What's going on?
BHP, the world’s second-biggest miner, reported annual results on Tuesday – and its shares descended by 2%.
What does this mean?
The Anglo-Australian company grew its underlying profit (i.e. the money the company made from its day-to-day activities, not including any one-off income or costs) by a third, but it was down the shaft compared to expectations. The miner produces commodities iron ore, copper and coal – all of which have experienced shiny rises in value over the last year (after a price crash in 2015). This contributed to BHP’s profit growth (and was likely factored into expectations).

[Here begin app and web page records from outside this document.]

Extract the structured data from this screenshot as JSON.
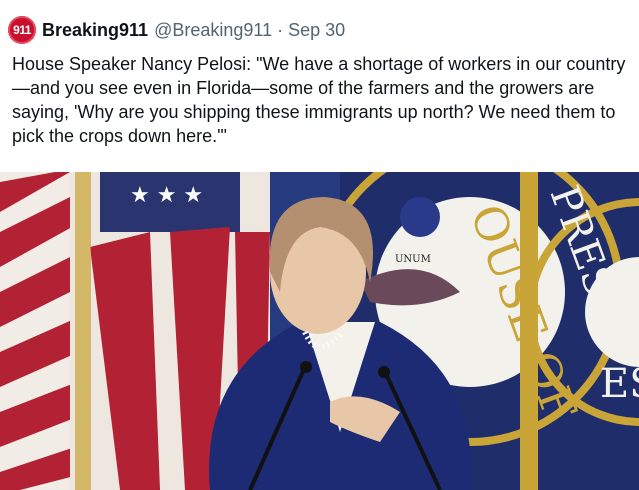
{
  "tweet": {
    "avatar_label": "911",
    "display_name": "Breaking911",
    "handle": "@Breaking911",
    "separator": "·",
    "date": "Sep 30",
    "text": "House Speaker Nancy Pelosi: \"We have a shortage of workers in our country—and you see even in Florida—some of the farmers and the growers are saying, 'Why are you shipping these immigrants up north? We need them to pick the crops down here.'\""
  },
  "media": {
    "seal_text_1": "OUSE OF",
    "seal_text_2": "PRESEN",
    "seal_text_3": "ES",
    "seal_small_text": "UNUM"
  },
  "colors": {
    "accent_red": "#c8102e",
    "flag_red": "#b22234",
    "flag_blue": "#2a3570",
    "backdrop_navy": "#1f2d6b",
    "seal_gold": "#c9a436",
    "secondary_text": "#536471"
  }
}
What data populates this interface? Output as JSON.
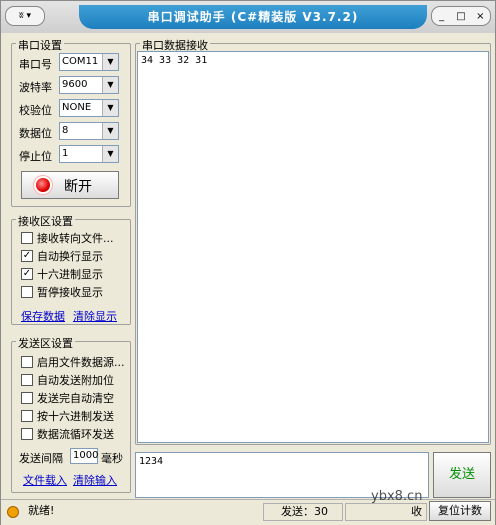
{
  "window": {
    "sysmenu_label": "▾",
    "title": "串口调试助手 (C#精装版 V3.7.2)",
    "min": "_",
    "max": "□",
    "close": "×"
  },
  "serial": {
    "group_title": "串口设置",
    "port_label": "串口号",
    "port_value": "COM11",
    "baud_label": "波特率",
    "baud_value": "9600",
    "parity_label": "校验位",
    "parity_value": "NONE",
    "databits_label": "数据位",
    "databits_value": "8",
    "stopbits_label": "停止位",
    "stopbits_value": "1",
    "toggle_label": "断开"
  },
  "receive_settings": {
    "group_title": "接收区设置",
    "options": [
      {
        "label": "接收转向文件...",
        "checked": false
      },
      {
        "label": "自动换行显示",
        "checked": true
      },
      {
        "label": "十六进制显示",
        "checked": true
      },
      {
        "label": "暂停接收显示",
        "checked": false
      }
    ],
    "save_label": "保存数据",
    "clear_label": "清除显示"
  },
  "send_settings": {
    "group_title": "发送区设置",
    "options": [
      {
        "label": "启用文件数据源...",
        "checked": false
      },
      {
        "label": "自动发送附加位",
        "checked": false
      },
      {
        "label": "发送完自动清空",
        "checked": false
      },
      {
        "label": "按十六进制发送",
        "checked": false
      },
      {
        "label": "数据流循环发送",
        "checked": false
      }
    ],
    "interval_label": "发送间隔",
    "interval_value": "1000",
    "interval_unit": "毫秒",
    "load_file_label": "文件载入",
    "clear_input_label": "清除输入"
  },
  "receive_area": {
    "group_title": "串口数据接收",
    "content": "34 33 32 31"
  },
  "send_area": {
    "content": "1234",
    "send_label": "发送"
  },
  "status": {
    "ready": "就绪!",
    "sent": "发送：30",
    "recv": "收",
    "reset_label": "复位计数"
  },
  "watermark": "ybx8.cn"
}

However, the amount of cash BHP generated swelled to levels last seen seven years ago. The company used a chunk of it to pay out a record dividend to its investors (it’s likely trying to keep them sweet as miners struggle to attract environmentally-conscious investors) and said there’ll be more cash to come when it finalizes the sale of its US shale business to BP.
Why should I care?
For markets: Not so slick after all.
Part of the reason for BHP’s stock falling might be the slipperiness of commodity prices. They were down, now they’re up, but they’re expected to go down again. Copper’s likely to take a hit as US-China trade tensions escalate – its value has already dropped since June, partly because China’s expected to buy less of it. BHP’s said that it’s apprehensive about the future as its costs are rising, too.
The bigger picture: CEOs take aim at the US.
BHP’s CEO reckons that the US will lose the trade war because China and the rest of the world will up their trade with each other, leaving the US out in the cold with no friends. He joins shipping giant Maersk’s CEO, who raised the possibility that the US will be the biggest casualty, saying the kerfuffle will affect Americans the most (who will make iPhones and Nikes?). Meanwhile, US businesses warn that the tariffs will force Americans to pay more for goods throughout their lives, from cradles to (morbidly) coffins.